What the task requires ->
Go through the listing and count the lines with "screenshot" in them; write only the number.

======== Records supplied

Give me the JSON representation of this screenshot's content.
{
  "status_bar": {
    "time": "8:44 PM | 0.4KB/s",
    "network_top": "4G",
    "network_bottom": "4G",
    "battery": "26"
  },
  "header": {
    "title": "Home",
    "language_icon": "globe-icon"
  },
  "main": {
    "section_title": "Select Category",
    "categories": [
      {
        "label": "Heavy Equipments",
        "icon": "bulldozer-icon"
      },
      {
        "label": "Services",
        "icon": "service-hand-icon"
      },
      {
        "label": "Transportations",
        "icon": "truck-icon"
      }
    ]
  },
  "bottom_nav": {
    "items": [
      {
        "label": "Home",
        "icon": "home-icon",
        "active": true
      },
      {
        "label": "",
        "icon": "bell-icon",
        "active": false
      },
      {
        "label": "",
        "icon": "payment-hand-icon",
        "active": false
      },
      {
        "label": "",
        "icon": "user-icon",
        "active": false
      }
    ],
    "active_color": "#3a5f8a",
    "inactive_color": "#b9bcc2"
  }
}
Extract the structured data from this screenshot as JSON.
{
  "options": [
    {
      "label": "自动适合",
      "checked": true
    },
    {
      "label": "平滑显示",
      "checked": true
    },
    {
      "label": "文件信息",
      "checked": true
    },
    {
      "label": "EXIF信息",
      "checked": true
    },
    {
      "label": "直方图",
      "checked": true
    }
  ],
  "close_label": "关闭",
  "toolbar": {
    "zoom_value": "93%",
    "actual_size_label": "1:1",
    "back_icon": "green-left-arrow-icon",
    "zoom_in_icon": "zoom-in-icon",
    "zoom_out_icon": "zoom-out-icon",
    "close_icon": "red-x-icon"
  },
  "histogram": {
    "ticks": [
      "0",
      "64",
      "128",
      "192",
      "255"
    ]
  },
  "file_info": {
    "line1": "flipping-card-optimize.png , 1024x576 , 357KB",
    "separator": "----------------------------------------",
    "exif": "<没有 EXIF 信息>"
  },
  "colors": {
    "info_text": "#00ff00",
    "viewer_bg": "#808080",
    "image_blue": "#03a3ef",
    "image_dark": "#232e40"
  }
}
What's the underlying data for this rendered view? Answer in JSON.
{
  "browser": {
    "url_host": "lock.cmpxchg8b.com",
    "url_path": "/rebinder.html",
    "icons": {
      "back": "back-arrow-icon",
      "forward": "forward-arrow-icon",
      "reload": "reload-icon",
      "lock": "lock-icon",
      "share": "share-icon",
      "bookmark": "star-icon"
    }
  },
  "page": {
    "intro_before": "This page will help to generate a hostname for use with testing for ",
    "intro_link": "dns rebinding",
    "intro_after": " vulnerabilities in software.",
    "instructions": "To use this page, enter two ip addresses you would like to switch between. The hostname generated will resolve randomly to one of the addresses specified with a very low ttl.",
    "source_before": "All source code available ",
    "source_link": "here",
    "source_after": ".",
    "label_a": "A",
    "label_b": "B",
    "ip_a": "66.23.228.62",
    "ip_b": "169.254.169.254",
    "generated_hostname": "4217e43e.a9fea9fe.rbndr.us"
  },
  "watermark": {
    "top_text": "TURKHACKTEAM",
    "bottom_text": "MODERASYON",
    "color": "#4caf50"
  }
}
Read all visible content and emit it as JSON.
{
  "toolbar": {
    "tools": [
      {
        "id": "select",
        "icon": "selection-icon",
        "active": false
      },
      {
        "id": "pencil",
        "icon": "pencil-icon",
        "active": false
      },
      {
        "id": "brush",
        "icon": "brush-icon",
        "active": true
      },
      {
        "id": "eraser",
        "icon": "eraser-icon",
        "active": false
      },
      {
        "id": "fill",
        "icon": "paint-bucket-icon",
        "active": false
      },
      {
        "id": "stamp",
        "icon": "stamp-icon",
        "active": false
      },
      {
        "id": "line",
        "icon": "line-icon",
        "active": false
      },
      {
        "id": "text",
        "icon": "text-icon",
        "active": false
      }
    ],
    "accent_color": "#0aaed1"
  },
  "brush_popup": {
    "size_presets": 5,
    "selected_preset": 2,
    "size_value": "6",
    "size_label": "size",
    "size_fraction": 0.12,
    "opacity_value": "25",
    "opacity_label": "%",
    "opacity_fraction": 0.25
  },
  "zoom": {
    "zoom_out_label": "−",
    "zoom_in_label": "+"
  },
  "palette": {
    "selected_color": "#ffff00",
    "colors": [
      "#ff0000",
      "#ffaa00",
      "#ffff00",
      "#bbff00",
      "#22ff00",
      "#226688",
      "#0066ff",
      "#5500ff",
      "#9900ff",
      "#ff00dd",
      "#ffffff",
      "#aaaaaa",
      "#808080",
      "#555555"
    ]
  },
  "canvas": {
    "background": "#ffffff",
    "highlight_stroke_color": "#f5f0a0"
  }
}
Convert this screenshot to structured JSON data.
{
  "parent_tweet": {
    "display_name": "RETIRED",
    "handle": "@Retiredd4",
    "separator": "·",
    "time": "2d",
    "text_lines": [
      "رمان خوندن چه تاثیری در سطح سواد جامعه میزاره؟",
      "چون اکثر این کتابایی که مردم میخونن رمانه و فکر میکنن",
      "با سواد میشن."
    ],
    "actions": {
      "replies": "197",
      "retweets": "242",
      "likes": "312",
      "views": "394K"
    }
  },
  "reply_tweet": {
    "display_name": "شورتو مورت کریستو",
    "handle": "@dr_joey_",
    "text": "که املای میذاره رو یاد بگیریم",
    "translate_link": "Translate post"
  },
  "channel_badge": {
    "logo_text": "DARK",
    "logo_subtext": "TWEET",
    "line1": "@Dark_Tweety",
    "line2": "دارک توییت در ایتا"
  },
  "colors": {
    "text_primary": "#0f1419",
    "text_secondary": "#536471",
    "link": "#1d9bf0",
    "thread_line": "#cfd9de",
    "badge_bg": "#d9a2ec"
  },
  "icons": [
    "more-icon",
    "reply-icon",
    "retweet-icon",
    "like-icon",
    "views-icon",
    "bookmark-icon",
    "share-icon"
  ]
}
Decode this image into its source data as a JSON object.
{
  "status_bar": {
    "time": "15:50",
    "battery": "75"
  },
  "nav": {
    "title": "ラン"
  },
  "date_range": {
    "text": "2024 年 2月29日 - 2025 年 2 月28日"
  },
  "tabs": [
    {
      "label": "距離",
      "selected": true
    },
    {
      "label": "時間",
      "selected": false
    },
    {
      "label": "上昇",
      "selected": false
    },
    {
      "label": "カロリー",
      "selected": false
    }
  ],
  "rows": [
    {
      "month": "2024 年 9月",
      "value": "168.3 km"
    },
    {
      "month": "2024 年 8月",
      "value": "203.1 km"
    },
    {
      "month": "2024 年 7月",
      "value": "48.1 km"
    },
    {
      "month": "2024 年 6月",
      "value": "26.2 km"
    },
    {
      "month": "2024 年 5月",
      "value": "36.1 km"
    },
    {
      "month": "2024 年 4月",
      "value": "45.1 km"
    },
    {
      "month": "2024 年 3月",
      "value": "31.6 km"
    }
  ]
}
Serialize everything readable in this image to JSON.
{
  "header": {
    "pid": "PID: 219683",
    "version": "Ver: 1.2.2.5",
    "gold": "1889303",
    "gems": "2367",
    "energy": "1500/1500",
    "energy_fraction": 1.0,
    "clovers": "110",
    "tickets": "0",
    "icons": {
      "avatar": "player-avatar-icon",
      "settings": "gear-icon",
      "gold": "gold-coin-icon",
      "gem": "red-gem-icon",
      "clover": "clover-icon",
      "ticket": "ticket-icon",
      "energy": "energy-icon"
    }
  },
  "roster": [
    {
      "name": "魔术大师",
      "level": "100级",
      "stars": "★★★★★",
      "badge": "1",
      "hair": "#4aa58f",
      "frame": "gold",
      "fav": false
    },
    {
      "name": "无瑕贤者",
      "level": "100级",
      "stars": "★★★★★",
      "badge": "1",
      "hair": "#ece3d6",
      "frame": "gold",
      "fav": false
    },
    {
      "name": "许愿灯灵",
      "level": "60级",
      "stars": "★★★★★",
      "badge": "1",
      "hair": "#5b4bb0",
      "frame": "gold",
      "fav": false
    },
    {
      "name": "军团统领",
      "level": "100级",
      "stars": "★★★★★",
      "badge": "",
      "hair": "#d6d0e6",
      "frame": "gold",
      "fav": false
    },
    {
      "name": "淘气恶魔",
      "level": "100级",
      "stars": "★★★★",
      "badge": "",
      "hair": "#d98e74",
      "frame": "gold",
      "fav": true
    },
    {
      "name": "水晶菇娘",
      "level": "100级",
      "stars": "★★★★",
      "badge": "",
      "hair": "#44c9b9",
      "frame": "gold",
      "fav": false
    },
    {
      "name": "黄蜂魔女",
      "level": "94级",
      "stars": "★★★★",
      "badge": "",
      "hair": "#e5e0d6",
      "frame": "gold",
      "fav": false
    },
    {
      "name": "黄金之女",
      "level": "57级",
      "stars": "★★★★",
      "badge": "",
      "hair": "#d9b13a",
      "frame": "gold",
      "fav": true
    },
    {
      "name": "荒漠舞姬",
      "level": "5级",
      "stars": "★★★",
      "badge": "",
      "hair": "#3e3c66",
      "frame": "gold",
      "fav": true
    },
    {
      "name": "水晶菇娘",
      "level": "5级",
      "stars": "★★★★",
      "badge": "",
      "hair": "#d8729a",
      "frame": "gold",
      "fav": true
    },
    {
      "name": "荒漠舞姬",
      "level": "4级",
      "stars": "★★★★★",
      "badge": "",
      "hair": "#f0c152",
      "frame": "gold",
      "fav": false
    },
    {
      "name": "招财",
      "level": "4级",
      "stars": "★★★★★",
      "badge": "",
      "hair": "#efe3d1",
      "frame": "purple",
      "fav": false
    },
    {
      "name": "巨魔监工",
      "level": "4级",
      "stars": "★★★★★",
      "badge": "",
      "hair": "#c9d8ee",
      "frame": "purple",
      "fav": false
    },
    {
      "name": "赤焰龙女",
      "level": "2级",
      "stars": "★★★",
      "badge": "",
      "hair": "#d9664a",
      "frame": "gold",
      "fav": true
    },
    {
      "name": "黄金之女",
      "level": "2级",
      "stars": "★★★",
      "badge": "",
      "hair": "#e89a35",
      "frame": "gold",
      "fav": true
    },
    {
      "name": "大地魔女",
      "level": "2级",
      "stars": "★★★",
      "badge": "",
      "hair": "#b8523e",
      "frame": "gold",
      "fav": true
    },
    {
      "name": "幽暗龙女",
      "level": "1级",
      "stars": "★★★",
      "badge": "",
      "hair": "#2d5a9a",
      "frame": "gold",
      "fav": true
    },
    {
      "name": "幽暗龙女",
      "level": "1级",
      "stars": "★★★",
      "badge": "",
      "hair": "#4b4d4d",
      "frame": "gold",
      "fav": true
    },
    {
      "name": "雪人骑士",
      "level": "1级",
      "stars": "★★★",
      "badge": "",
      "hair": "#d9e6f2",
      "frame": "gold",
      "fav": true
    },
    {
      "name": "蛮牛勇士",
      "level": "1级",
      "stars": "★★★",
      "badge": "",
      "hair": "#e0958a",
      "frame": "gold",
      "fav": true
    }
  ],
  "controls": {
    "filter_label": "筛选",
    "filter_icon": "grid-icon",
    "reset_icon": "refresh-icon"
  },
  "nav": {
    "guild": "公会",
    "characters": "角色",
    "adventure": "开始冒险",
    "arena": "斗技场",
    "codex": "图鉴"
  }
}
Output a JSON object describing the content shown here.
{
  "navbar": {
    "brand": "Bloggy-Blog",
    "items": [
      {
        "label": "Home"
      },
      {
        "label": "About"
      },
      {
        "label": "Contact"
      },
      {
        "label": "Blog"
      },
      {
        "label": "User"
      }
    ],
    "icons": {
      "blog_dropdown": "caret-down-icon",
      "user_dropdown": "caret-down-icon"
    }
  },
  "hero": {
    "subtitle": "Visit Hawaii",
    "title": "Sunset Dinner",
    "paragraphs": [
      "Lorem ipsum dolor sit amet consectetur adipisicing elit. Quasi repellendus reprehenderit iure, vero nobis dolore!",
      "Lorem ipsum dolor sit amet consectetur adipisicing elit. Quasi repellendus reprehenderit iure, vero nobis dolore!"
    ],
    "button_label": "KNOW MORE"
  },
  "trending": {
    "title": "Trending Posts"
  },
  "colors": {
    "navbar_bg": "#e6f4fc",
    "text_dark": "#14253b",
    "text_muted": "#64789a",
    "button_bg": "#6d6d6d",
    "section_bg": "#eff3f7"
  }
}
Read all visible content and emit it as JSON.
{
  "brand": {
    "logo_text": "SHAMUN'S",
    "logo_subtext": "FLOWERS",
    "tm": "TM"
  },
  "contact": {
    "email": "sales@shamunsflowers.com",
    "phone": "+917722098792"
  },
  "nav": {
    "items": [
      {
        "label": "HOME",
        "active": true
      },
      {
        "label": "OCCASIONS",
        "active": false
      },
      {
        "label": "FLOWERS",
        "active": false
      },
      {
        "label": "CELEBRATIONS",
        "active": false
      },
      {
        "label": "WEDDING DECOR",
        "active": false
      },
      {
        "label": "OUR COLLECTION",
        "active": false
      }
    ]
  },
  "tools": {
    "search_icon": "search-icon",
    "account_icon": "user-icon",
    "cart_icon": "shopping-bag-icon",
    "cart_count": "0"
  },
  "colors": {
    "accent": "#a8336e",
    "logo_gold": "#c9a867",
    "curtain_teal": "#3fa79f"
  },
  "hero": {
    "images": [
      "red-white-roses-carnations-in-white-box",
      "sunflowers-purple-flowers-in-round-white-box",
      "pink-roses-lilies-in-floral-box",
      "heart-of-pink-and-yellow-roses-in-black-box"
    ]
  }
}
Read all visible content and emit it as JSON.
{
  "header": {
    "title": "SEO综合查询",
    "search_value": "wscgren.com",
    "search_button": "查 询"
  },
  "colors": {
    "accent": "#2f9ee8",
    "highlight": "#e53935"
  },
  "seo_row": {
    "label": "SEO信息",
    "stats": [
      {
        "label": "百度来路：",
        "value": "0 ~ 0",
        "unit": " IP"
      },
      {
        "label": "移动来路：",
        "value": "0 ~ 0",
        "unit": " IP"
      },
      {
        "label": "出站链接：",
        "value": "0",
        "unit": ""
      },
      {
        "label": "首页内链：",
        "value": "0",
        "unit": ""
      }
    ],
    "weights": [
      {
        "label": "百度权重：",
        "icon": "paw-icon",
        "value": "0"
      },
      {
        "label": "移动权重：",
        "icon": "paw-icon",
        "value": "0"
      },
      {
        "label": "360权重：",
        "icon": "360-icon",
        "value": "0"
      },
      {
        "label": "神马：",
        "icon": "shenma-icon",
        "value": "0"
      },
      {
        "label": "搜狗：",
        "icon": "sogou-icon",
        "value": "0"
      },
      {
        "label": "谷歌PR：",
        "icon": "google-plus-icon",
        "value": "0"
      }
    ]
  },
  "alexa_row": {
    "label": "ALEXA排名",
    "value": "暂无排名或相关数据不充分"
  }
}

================

Reply to the exercise ->
3